--- INSTRUCTIONS TO FOLLOW ---
Among the entries below, which lines include the string "February"? Show each one.

--- DATA EXTRACT ---
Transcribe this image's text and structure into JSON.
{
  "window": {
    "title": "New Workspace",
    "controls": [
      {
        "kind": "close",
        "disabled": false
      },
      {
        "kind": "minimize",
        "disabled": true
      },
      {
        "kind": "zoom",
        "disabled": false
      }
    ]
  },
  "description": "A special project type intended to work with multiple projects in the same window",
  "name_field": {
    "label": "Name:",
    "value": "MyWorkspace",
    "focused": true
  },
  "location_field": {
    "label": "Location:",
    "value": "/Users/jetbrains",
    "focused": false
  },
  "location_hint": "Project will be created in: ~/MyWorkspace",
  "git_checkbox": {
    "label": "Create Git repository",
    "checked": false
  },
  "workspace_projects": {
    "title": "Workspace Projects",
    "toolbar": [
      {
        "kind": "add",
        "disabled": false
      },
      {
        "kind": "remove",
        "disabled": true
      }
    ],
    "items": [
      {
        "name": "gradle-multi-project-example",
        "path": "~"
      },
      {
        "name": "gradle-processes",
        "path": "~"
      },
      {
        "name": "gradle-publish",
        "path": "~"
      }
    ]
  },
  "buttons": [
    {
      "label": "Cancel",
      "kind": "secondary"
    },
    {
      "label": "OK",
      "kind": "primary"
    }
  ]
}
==
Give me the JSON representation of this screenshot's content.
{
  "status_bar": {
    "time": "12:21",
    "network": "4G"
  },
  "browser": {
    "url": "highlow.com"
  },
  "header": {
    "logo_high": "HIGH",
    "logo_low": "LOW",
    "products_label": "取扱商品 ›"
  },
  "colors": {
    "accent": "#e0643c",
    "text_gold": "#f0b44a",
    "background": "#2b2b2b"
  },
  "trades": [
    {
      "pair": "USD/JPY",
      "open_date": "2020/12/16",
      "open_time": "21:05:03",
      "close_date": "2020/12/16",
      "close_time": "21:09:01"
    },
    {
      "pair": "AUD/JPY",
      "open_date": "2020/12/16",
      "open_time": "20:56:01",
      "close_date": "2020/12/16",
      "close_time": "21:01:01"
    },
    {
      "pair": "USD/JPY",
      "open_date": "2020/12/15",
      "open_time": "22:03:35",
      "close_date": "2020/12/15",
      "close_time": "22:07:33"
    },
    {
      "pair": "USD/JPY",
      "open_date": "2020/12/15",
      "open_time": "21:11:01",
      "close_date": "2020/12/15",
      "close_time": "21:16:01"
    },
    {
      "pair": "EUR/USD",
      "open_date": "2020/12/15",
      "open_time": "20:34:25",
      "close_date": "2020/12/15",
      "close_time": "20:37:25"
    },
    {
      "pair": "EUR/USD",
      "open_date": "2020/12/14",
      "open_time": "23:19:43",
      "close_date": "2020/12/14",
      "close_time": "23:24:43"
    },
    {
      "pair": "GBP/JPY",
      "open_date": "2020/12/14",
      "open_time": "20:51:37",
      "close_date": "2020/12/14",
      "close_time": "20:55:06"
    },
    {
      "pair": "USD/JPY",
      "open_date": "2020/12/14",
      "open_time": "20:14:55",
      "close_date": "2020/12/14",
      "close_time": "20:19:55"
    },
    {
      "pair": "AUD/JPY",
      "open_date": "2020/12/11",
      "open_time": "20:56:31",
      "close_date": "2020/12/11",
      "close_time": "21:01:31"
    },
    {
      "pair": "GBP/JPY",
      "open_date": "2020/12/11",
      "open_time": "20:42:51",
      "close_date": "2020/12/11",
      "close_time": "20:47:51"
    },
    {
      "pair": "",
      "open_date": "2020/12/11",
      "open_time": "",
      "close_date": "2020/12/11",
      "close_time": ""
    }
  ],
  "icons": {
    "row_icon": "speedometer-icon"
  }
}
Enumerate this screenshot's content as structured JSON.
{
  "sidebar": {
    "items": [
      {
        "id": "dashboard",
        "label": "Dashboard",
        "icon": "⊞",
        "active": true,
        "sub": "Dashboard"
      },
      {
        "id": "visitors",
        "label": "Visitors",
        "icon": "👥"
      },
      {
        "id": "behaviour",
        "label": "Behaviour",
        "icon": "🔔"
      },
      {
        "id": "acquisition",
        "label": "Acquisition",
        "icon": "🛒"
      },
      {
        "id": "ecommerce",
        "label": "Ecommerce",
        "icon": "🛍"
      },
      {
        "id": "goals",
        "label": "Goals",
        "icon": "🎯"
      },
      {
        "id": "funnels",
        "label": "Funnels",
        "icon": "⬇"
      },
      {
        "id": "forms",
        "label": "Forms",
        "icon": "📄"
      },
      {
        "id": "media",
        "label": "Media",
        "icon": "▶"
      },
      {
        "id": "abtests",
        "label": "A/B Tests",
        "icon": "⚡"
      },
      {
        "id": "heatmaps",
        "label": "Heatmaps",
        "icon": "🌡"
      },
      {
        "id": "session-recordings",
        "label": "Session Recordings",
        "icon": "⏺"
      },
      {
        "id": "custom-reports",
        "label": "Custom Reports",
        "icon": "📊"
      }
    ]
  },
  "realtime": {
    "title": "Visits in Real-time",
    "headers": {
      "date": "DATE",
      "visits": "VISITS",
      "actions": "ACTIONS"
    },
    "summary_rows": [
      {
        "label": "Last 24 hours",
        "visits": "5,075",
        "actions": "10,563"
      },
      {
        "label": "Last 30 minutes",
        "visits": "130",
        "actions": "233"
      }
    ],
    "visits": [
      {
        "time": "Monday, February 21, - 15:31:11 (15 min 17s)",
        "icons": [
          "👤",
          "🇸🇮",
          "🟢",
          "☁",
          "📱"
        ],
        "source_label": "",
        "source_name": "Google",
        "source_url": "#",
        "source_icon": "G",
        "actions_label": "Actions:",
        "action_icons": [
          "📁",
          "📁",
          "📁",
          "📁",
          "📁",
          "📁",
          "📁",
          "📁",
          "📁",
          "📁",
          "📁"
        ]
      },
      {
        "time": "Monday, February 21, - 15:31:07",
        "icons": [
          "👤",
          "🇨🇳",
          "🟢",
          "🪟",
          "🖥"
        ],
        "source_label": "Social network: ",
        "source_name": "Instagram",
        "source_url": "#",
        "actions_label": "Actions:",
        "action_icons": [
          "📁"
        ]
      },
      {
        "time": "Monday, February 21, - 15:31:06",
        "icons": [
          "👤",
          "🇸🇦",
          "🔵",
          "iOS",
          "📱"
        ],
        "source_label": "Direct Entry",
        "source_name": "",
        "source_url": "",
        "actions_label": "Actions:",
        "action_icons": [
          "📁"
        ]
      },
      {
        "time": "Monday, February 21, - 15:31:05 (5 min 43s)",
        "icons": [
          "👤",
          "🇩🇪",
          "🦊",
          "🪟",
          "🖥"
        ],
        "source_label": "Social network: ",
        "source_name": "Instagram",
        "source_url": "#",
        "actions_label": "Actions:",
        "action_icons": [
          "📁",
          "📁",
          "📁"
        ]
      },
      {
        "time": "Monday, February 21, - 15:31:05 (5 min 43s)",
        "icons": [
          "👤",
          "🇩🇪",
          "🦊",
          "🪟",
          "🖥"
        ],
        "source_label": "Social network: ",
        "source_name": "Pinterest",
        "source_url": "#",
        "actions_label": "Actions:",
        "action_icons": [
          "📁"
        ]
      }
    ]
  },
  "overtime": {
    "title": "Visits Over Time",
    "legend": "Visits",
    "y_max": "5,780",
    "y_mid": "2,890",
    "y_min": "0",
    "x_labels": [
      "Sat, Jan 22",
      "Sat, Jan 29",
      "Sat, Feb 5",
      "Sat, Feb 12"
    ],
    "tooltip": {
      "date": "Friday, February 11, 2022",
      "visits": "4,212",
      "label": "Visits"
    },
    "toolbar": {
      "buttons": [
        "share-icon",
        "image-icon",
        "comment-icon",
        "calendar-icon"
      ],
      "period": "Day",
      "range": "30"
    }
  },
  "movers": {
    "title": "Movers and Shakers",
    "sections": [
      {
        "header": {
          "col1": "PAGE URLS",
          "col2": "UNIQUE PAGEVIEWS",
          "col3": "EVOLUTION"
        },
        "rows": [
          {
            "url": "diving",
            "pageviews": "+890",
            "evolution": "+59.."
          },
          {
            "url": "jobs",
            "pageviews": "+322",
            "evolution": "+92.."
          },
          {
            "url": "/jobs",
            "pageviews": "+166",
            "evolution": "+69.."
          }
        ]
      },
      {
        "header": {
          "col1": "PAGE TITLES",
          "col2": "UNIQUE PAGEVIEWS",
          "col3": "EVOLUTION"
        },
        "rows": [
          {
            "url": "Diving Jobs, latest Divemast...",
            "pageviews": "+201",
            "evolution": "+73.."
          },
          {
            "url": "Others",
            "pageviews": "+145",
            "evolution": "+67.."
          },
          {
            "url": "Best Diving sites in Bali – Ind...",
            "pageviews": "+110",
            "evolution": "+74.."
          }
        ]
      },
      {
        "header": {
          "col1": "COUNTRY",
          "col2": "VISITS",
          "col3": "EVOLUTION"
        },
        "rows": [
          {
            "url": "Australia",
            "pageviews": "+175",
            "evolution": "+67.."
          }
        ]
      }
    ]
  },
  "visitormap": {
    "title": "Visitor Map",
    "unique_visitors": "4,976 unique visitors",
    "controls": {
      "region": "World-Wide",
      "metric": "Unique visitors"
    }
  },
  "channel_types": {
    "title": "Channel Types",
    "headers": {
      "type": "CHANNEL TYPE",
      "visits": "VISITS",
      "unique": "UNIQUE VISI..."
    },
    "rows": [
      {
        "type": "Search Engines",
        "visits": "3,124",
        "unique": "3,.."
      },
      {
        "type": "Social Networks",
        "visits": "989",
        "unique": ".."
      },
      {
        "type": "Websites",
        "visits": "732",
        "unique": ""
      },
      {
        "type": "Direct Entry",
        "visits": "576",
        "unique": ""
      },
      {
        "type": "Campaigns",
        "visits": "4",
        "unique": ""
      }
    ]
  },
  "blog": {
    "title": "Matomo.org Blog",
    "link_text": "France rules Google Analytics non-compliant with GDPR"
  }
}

--- RESULT FOR THIS TASK ---
        "time": "Monday, February 21, - 15:31:11 (15 min 17s)",
        "time": "Monday, February 21, - 15:31:07",
        "time": "Monday, February 21, - 15:31:06",
        "time": "Monday, February 21, - 15:31:05 (5 min 43s)",
        "time": "Monday, February 21, - 15:31:05 (5 min 43s)",
      "date": "Friday, February 11, 2022",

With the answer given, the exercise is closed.